“People are drawn to a great collapse, and the further somebody goes, the more people want to be looking through the window at it,” she said. “That’s certainly the case with Norma. She was 16 when her career started to take off, and she lived in this very unreal, fairy-tale kind of world. And ultimately she comes to this place where she takes a great, great fall.”
For her performance, Crumb won the 2010 Denver Post Ovation Award for Best Actress in a Musical. Her favorite line to deliver down that famously winding staircase? “I am big – it’s the pictures that got small!”
Locally cast actors who appeared alongside Crumb included Stephen Day, Jenny Gelwick, Mark Rubald, Jeremy Sortore, Daniel Langhoff, Megan Van De Hey, Drew Frady, Markus Warren, Piper Arpan, Valerie Hill, Kitty Skillman Hilsabeck, Zina Mercil, Topher Nuccio, Gregory Price, Rob Reynolds, Susie Snodgrass, Michelle Sergeeff, Brianna Firestone and Scott Rathbun.
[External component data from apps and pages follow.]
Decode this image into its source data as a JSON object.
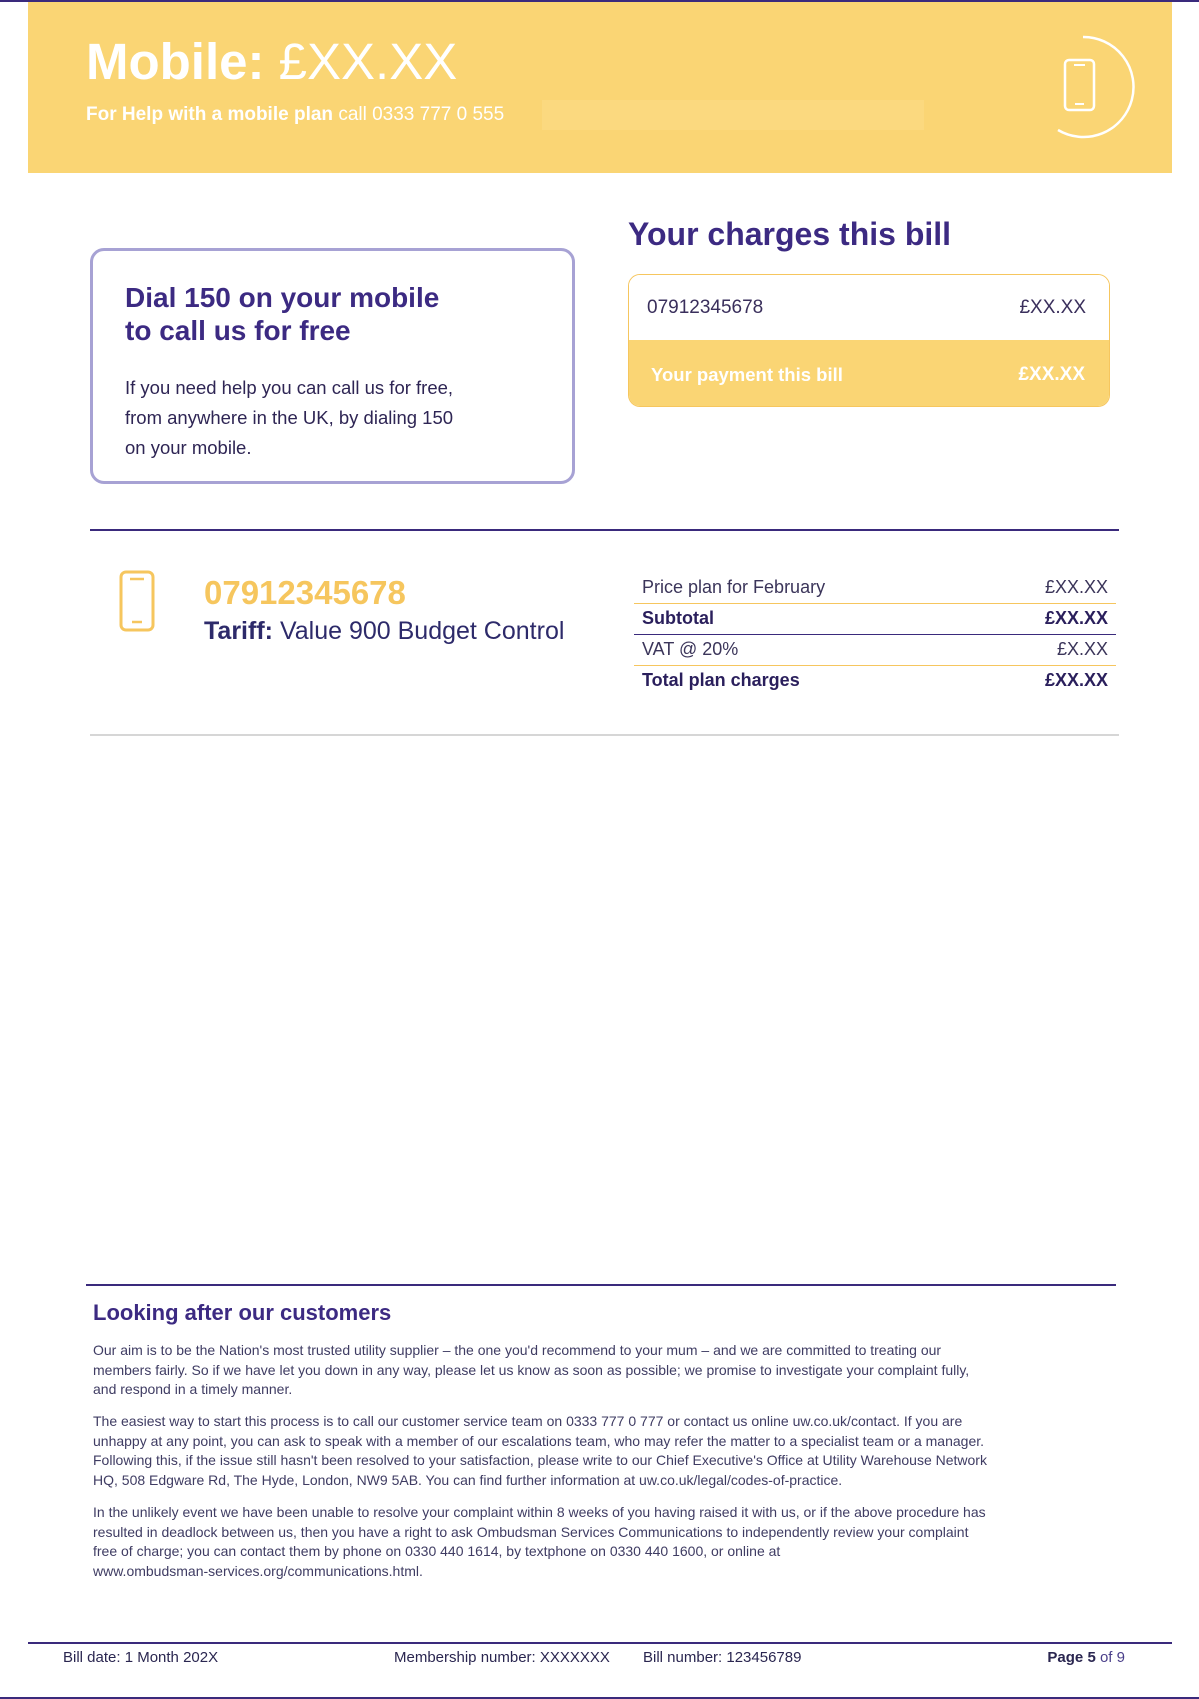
{
  "banner": {
    "title_label": "Mobile:",
    "title_amount": "£XX.XX",
    "help_bold": "For Help with a mobile plan",
    "help_text": "call 0333 777 0 555",
    "icon": "phone-circle-icon"
  },
  "help_box": {
    "heading_line1": "Dial 150 on your mobile",
    "heading_line2": "to call us for free",
    "body_line1": "If you need help you can call us for free,",
    "body_line2": "from anywhere in the UK, by dialing 150",
    "body_line3": "on your mobile."
  },
  "charges": {
    "title": "Your charges this bill",
    "number": "07912345678",
    "number_amount": "£XX.XX",
    "payment_label": "Your payment this bill",
    "payment_amount": "£XX.XX"
  },
  "line": {
    "icon": "mobile-phone-icon",
    "number": "07912345678",
    "tariff_label": "Tariff:",
    "tariff_value": "Value 900 Budget Control",
    "rows": [
      {
        "label": "Price plan for February",
        "value": "£XX.XX"
      },
      {
        "label": "Subtotal",
        "value": "£XX.XX"
      },
      {
        "label": "VAT @ 20%",
        "value": "£X.XX"
      },
      {
        "label": "Total plan charges",
        "value": "£XX.XX"
      }
    ]
  },
  "customer_care": {
    "title": "Looking after our customers",
    "para1_line1": "Our aim is to be the Nation's most trusted utility supplier – the one you'd recommend to your mum – and we are committed to treating our",
    "para1_line2": "members fairly. So if we have let you down in any way, please let us know as soon as possible; we promise to investigate your complaint fully,",
    "para1_line3": "and respond in a timely manner.",
    "para2_line1": "The easiest way to start this process is to call our customer service team on  0333 777 0 777 or contact us online uw.co.uk/contact. If you are",
    "para2_line2": "unhappy at any point, you can ask to speak with a member of our escalations team, who may refer the matter to a specialist team or a manager.",
    "para2_line3": "Following this, if the issue still hasn't been resolved to your satisfaction, please write to our Chief Executive's Office at Utility Warehouse Network",
    "para2_line4": "HQ, 508 Edgware Rd, The Hyde, London, NW9 5AB. You can find further information at uw.co.uk/legal/codes-of-practice.",
    "para3_line1": "In the unlikely event we have been unable to resolve your complaint within 8 weeks of you having raised it with us, or if the above procedure has",
    "para3_line2": "resulted in deadlock between us, then you have a right to ask Ombudsman Services Communications to independently review your complaint",
    "para3_line3": "free of charge; you can contact them by phone on 0330 440 1614, by textphone on 0330 440 1600, or online at",
    "para3_line4": "www.ombudsman-services.org/communications.html."
  },
  "footer": {
    "bill_date": "Bill date: 1 Month 202X",
    "membership": "Membership number: XXXXXXX",
    "bill_number": "Bill number: 123456789",
    "page_label": "Page 5",
    "page_of": "of 9"
  },
  "colors": {
    "accent_yellow": "#fad574",
    "brand_purple": "#3c2a82",
    "box_border": "#a7a2d4"
  }
}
The Music Director was David Nehls.
“She was so perfect in that role – and fun to design for,” said Costume Designer Clare Henkel.
Crumb, who was nominated for the 1993 Tony Award for her performance in a musical adaptation of Anna Karenina, was even more acclaimed for her acting in non-musical plays. Always surrounded by the most famous classical voices in the world, it never occurred to Crumb to become a singer herself, at first. “I was too afraid to open my mouth, so I didn’t sing,” she said. “I thought I was going to be a classical violinist.”
That changed when she got the jones to play the title role in Webber’s Evita.
“Ann was a unique and rare talent,” said Bill Schuman, her longtime vocal coach. “Stylistically, she could go from the highest Broadway belts to beautiful legitimate operatic head tones. That’s why so many composers sought her out.”
As a composer, George finally teamed with his daughter on Ann’s project to create jazz treatments of Appalachian songs. George Crumb, who was born in West Virginia, contributed Unto the Hills: A Cycle of Appalachian Songs, for Ann to sing. That’s since become a part of George Crumb’s magnum opus: His American Songbook series, which includes American Indian and African-American music, is now the largest classical song cycle in history.
Ann Crumb, who was born May 25, 1950, in in Charleston, W.V., was a lifelong advocate for animal rescue and adoption. She spent much of her free time during Sunset Boulevard volunteering for like-minded organizations in the Denver metro area. In December 2009, she coordinated a “dog lift” of more than 50 dogs, all slated for euthanasia at shelters in the Midwest, to no-kill rescues. She co-founded and was president of The Rescue Express, a nonprofit animal rescue organization.
Crumb is survived by her father (George Crumb) and mother, the violinist Elizabeth Crumb, as well as her two brothers, composer David Crumb and Peter Crumb, both born in Boulder.
John Moore was named one of the 12 most influential theater critics in the U.S. by American Theatre Magazine in 2011. He has since taken a groundbreaking position as the Denver Center’s Senior Arts Journalist.